§ **Task statement**
Scan the entries for "controllo". Every line that holds it is to be copied.

Interface dataset entries
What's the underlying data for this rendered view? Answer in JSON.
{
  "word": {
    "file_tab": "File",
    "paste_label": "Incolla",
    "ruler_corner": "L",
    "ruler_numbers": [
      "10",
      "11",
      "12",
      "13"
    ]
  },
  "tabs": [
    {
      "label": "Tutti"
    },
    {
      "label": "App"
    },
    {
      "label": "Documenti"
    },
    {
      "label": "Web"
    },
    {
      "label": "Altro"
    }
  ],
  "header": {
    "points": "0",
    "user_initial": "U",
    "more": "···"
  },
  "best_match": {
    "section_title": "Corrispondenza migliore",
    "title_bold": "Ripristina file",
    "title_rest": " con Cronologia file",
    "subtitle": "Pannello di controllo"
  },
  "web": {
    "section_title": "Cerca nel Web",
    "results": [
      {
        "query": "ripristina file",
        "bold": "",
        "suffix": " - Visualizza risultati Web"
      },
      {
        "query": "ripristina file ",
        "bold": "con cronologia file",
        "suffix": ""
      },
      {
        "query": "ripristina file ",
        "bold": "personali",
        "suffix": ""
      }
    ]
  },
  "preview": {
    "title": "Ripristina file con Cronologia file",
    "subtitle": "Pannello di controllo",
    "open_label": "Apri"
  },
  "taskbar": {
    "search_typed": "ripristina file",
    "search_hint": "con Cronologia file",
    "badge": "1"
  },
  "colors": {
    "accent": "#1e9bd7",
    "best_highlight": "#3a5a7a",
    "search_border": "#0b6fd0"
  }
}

§ **Solution for this problem**
    "subtitle": "Pannello di controllo"
    "subtitle": "Pannello di controllo",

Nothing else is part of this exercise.